#### [Source data]
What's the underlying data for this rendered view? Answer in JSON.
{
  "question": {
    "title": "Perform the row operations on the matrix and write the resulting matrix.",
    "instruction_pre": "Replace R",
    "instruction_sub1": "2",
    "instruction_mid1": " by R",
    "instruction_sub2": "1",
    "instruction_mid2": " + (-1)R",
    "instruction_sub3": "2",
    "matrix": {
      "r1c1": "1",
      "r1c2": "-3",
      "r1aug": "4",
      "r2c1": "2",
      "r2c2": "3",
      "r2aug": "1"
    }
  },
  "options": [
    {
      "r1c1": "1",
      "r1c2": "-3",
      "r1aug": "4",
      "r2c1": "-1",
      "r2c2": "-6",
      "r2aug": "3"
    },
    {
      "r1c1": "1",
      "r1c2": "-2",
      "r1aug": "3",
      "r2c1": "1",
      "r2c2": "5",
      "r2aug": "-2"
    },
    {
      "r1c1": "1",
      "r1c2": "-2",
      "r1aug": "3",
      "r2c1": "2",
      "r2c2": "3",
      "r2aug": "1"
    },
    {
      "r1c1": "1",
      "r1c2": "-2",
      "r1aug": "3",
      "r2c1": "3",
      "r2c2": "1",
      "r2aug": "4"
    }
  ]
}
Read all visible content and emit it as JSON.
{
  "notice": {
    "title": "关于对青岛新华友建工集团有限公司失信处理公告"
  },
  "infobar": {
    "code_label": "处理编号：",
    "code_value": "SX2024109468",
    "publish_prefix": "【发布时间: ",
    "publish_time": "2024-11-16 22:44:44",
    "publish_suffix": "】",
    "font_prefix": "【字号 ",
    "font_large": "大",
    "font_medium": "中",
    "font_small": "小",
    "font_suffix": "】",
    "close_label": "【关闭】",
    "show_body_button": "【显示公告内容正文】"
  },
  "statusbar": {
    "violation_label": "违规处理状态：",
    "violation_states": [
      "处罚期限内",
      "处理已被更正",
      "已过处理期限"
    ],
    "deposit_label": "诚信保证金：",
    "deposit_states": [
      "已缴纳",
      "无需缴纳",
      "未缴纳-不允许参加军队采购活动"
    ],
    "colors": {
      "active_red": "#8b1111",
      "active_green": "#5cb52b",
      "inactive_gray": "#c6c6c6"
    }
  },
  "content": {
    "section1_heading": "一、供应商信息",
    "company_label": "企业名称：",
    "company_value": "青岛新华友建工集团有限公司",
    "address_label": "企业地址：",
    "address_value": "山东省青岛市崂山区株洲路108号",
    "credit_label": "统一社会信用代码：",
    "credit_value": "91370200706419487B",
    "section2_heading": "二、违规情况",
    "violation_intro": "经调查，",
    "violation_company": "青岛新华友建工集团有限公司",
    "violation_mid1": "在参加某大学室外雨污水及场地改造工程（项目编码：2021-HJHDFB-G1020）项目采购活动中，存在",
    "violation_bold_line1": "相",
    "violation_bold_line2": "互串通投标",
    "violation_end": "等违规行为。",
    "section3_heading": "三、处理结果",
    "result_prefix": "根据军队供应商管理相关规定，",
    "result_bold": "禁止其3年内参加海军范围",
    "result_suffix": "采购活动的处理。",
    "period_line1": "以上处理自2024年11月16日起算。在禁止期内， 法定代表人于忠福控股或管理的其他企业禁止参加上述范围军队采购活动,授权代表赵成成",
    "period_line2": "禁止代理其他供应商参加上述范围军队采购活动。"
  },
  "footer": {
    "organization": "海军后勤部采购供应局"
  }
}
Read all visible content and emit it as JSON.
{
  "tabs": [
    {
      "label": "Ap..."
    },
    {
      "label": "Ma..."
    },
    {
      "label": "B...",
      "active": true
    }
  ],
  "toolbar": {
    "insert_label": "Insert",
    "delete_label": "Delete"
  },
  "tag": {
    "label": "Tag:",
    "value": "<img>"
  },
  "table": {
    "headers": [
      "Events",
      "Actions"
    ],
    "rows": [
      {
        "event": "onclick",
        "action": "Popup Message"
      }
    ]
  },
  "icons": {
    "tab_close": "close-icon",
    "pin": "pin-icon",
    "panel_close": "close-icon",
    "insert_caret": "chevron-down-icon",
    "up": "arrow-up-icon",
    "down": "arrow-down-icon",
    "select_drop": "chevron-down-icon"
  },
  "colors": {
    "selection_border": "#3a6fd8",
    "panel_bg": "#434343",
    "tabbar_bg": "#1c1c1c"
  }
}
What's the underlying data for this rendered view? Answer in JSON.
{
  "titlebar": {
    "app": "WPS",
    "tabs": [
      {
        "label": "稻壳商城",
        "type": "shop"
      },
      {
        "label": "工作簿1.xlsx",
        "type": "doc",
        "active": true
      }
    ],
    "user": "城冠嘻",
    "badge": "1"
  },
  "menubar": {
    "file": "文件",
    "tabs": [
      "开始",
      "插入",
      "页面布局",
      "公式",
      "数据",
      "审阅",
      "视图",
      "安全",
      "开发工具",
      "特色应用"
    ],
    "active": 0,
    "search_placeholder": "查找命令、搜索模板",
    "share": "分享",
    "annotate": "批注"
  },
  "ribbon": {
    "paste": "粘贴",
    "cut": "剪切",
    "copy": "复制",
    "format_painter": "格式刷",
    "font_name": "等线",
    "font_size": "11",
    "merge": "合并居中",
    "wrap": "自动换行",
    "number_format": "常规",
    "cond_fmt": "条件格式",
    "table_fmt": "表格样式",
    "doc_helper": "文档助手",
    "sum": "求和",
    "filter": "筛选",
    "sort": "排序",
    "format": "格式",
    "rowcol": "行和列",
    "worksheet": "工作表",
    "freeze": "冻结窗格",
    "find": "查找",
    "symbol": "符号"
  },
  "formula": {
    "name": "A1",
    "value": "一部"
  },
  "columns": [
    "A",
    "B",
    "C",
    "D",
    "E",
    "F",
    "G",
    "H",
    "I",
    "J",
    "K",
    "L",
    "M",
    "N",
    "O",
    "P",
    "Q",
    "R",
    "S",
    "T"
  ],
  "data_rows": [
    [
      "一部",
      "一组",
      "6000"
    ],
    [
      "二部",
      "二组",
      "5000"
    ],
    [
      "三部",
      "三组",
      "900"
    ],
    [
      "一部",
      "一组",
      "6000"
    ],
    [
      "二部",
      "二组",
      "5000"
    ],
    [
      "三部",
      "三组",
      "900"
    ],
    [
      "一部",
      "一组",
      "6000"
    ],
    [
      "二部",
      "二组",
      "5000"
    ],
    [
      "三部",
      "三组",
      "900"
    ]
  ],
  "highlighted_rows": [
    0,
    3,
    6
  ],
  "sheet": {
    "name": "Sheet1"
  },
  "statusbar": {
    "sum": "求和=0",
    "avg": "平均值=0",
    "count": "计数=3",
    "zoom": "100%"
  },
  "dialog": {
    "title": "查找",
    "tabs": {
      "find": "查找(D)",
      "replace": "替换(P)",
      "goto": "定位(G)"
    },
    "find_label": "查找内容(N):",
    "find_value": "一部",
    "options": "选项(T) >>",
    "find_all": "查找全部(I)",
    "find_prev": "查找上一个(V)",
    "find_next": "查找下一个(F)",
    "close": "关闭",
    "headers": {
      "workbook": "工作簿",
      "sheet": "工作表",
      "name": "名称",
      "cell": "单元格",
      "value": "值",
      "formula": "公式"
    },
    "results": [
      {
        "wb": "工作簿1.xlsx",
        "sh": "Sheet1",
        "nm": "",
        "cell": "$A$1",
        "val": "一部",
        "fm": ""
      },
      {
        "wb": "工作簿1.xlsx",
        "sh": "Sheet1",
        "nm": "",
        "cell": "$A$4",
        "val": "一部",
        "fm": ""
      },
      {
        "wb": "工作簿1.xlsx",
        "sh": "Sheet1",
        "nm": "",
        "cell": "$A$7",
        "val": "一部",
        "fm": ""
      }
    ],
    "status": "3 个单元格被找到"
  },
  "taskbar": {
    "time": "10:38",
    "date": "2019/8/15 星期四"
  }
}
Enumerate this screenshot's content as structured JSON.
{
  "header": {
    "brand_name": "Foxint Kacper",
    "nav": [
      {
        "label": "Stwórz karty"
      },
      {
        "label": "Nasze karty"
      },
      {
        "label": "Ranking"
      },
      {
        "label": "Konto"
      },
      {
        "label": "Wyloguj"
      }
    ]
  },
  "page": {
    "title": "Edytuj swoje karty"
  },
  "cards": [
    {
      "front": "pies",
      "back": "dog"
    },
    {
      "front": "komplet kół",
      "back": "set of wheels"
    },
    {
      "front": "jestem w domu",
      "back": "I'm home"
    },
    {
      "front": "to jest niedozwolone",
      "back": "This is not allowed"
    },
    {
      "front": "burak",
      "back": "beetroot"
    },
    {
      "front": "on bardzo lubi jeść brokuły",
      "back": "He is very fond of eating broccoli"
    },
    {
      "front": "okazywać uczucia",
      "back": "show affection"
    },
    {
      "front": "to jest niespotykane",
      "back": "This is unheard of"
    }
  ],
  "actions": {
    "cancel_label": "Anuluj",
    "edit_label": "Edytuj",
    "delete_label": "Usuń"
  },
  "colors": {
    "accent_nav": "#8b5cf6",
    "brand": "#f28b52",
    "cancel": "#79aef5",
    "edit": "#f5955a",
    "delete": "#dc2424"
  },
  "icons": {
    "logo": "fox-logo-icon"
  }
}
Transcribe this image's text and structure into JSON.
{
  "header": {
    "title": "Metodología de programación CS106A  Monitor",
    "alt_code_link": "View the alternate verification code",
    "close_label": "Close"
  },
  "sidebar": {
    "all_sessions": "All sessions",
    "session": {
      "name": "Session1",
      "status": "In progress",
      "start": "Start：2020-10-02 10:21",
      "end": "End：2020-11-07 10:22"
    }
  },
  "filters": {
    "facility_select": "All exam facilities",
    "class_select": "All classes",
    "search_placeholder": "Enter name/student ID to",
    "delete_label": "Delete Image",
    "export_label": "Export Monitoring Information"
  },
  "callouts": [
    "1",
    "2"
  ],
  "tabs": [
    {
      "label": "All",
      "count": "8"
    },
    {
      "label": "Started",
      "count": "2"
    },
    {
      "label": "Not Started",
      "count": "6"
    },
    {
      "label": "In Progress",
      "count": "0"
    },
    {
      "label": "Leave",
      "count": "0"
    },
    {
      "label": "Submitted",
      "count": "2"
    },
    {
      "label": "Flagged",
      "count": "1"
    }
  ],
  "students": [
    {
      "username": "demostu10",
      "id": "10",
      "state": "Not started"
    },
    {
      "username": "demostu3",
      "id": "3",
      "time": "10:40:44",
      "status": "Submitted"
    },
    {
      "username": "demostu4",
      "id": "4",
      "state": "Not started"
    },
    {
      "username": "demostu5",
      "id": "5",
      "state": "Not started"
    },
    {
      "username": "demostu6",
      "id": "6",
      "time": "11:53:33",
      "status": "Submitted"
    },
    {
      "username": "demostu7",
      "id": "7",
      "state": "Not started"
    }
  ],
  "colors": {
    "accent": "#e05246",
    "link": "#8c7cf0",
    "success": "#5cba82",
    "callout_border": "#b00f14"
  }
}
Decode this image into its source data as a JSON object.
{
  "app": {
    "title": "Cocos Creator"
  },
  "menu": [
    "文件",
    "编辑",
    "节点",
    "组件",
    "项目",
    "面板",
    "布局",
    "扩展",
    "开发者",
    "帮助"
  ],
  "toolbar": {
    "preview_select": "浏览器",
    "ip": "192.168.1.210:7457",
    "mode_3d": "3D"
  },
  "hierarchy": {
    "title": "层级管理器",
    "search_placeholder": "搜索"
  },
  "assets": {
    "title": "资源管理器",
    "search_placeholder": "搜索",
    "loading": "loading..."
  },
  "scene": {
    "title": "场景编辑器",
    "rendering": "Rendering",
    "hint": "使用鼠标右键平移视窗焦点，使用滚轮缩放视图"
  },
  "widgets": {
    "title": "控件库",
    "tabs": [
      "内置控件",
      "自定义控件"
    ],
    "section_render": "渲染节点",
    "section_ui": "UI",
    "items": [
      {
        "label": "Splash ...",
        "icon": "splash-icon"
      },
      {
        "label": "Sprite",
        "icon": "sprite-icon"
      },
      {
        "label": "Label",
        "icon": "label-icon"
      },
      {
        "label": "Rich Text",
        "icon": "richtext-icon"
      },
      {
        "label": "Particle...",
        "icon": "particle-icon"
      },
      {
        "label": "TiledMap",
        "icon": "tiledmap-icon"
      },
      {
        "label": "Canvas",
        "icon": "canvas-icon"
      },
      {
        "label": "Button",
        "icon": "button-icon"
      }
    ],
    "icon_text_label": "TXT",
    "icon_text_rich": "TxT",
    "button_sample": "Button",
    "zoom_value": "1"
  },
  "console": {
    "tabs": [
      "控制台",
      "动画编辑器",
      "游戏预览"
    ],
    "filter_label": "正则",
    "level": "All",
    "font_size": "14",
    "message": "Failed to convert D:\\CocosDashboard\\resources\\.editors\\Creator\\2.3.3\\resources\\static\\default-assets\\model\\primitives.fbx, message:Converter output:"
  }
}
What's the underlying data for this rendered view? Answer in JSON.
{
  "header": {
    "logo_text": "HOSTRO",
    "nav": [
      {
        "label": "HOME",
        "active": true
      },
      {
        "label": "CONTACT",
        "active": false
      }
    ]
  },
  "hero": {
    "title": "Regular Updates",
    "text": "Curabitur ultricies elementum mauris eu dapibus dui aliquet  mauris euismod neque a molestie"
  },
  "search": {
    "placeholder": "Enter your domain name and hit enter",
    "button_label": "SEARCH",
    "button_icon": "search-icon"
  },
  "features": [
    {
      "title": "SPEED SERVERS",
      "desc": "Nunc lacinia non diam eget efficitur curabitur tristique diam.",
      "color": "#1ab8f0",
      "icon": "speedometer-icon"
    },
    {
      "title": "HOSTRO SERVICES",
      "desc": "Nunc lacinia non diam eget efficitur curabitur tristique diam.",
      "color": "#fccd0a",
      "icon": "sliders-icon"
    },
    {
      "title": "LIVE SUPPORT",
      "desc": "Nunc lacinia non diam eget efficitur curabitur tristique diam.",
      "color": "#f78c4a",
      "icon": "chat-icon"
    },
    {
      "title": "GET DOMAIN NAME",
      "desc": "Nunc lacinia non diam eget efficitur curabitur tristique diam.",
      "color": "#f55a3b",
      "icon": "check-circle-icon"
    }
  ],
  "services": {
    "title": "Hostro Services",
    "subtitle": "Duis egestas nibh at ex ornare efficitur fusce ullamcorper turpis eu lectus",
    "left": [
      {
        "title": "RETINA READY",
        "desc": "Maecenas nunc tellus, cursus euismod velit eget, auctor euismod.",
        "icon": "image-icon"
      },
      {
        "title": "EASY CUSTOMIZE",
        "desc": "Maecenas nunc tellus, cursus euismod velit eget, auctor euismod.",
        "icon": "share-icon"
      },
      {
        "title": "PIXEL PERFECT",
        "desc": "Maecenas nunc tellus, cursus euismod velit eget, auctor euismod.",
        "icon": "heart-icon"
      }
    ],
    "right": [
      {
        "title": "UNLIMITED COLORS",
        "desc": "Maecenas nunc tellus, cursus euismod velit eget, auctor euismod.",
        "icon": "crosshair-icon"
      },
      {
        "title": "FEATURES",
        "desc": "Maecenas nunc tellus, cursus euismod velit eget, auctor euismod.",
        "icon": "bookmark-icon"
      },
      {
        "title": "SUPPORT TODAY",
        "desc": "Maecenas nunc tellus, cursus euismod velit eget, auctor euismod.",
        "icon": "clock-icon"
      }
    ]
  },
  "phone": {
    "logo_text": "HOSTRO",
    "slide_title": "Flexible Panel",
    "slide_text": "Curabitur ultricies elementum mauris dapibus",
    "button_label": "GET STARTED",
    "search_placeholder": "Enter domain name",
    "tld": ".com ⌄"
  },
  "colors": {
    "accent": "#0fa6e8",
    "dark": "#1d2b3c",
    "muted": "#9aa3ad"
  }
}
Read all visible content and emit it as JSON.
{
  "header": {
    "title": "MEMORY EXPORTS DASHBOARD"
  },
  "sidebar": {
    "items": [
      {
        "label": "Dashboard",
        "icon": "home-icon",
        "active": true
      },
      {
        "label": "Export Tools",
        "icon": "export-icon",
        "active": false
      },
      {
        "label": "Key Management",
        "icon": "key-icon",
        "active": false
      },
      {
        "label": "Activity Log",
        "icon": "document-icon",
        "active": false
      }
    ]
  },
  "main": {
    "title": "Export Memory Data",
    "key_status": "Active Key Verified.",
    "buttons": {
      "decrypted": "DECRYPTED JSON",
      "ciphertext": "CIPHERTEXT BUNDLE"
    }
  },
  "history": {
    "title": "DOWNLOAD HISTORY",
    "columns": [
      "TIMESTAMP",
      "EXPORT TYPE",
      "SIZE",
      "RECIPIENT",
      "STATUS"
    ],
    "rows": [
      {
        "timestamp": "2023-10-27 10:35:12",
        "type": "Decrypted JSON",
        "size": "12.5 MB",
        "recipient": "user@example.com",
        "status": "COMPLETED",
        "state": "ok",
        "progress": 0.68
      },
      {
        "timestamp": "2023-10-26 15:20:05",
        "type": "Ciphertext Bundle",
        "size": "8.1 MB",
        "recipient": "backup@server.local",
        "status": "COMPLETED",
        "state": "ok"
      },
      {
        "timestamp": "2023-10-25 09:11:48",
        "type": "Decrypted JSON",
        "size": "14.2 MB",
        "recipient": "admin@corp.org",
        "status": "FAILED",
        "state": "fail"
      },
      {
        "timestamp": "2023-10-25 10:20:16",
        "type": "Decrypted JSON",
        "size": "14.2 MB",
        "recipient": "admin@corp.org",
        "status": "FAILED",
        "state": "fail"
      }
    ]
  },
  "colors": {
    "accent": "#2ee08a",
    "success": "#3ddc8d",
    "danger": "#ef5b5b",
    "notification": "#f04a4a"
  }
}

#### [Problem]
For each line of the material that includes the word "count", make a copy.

#### [Answer to this exercise]
    "count": "计数=3",
      "count": "8"
      "count": "2"
      "count": "6"
      "count": "0"
      "count": "0"
      "count": "2"
      "count": "1"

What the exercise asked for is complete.